Collected data entries:

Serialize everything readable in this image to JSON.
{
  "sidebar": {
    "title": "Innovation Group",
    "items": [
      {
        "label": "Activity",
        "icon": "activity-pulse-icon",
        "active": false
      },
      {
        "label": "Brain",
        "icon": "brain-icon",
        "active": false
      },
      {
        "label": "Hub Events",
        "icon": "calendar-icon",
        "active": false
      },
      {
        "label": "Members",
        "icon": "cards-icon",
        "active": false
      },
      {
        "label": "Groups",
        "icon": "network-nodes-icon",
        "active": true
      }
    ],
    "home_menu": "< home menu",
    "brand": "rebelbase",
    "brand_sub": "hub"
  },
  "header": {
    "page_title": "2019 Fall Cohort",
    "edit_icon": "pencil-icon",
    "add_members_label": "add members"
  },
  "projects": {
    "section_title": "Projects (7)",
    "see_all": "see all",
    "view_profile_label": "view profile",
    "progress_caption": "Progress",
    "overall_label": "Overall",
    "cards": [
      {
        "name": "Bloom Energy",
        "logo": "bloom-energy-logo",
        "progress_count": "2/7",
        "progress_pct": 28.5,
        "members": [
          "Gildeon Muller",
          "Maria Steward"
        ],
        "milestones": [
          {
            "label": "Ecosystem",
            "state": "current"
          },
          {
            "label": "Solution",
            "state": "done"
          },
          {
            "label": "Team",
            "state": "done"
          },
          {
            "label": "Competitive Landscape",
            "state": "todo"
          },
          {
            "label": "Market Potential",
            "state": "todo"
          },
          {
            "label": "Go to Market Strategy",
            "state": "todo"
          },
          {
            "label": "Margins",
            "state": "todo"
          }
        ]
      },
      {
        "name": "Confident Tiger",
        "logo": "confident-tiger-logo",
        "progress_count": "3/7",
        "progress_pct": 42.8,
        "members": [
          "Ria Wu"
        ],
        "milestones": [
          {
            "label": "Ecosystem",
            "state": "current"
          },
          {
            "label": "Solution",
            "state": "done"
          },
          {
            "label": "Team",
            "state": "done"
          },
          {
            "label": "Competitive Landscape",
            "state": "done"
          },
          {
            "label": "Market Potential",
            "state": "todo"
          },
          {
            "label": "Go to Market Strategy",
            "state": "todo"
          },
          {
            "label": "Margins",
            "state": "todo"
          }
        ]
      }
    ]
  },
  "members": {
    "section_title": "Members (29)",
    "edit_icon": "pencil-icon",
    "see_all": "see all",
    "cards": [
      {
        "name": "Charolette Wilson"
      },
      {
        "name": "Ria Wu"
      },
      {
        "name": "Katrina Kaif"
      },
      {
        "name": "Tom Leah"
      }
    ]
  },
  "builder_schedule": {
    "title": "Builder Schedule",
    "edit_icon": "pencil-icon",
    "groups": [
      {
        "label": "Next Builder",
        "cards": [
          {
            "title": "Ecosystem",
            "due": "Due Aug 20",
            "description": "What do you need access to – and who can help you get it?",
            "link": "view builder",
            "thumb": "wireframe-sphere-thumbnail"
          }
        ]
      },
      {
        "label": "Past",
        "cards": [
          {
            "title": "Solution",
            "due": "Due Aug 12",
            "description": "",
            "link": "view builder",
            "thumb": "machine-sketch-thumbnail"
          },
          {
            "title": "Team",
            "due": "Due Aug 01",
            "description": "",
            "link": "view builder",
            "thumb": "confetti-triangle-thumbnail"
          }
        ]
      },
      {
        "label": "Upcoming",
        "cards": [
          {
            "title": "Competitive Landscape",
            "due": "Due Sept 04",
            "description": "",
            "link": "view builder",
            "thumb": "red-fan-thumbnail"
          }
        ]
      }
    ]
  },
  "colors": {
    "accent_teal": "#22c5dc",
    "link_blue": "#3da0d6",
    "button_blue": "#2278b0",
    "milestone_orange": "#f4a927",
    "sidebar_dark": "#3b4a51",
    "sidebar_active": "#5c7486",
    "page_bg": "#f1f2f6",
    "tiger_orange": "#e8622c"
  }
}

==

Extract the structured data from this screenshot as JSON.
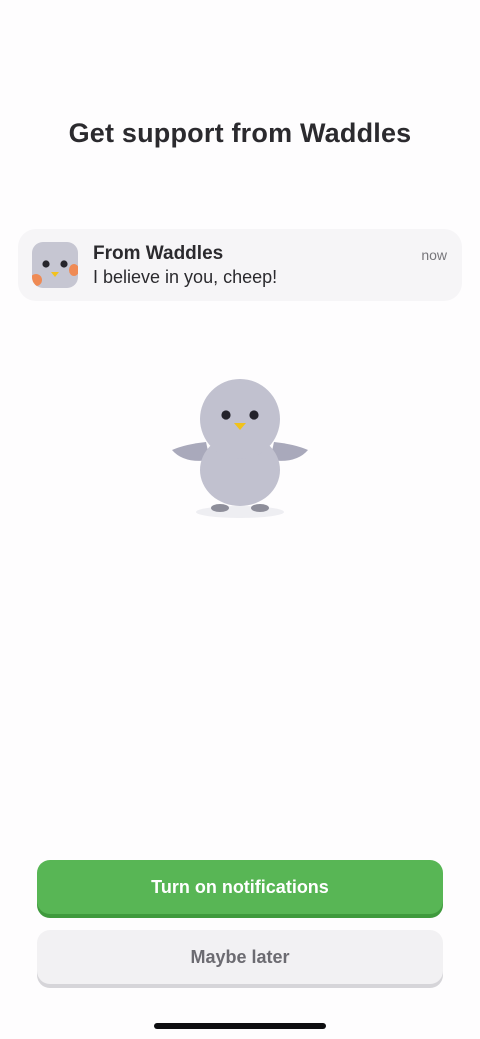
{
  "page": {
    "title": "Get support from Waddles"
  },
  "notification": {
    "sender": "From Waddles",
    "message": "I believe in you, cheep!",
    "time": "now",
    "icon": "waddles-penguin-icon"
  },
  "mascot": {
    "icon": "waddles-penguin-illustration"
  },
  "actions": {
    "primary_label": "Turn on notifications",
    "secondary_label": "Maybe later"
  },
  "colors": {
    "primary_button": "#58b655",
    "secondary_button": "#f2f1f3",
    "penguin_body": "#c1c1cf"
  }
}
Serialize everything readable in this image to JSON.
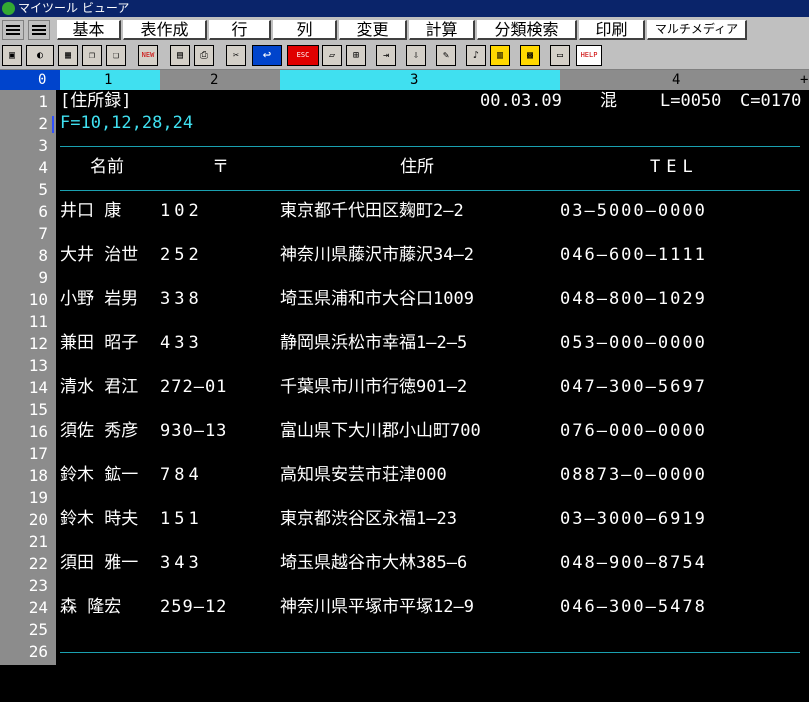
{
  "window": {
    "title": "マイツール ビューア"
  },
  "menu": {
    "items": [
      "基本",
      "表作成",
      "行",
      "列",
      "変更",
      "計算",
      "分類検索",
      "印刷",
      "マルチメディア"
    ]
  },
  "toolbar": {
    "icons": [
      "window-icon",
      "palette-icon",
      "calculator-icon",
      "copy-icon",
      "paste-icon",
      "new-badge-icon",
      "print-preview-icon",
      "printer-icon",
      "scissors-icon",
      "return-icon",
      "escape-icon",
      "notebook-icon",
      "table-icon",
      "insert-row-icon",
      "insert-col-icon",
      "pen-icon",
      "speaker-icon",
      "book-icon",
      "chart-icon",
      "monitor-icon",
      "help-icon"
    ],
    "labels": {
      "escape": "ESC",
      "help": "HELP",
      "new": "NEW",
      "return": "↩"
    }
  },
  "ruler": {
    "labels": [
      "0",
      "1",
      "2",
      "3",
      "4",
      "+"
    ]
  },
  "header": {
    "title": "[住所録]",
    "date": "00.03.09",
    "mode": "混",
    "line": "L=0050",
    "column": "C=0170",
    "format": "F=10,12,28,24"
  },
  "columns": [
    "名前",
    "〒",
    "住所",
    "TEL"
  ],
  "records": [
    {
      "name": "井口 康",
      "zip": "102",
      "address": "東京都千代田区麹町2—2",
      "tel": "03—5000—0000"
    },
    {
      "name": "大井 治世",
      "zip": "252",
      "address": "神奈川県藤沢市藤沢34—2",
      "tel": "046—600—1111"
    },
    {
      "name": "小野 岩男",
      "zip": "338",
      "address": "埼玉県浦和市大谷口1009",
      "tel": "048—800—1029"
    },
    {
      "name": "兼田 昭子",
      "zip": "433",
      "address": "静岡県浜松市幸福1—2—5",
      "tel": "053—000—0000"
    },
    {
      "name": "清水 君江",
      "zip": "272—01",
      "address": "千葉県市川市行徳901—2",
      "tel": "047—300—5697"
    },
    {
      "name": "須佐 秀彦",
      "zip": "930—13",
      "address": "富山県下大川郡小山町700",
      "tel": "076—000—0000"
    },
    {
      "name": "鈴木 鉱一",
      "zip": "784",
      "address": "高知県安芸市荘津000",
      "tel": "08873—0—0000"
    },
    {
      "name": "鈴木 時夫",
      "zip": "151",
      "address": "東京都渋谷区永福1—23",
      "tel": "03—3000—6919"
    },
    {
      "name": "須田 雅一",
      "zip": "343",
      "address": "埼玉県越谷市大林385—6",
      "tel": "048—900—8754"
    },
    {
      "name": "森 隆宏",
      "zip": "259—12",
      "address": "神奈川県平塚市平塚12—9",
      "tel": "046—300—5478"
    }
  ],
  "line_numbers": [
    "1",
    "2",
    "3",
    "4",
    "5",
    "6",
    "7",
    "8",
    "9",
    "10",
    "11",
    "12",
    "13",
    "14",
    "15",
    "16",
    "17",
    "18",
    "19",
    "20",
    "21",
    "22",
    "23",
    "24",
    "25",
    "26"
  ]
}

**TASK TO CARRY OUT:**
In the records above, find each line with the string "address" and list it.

**COMPLETED EXERCISE:**
      "address": "東京都千代田区麹町2—2",
      "address": "神奈川県藤沢市藤沢34—2",
      "address": "埼玉県浦和市大谷口1009",
      "address": "静岡県浜松市幸福1—2—5",
      "address": "千葉県市川市行徳901—2",
      "address": "富山県下大川郡小山町700",
      "address": "高知県安芸市荘津000",
      "address": "東京都渋谷区永福1—23",
      "address": "埼玉県越谷市大林385—6",
      "address": "神奈川県平塚市平塚12—9",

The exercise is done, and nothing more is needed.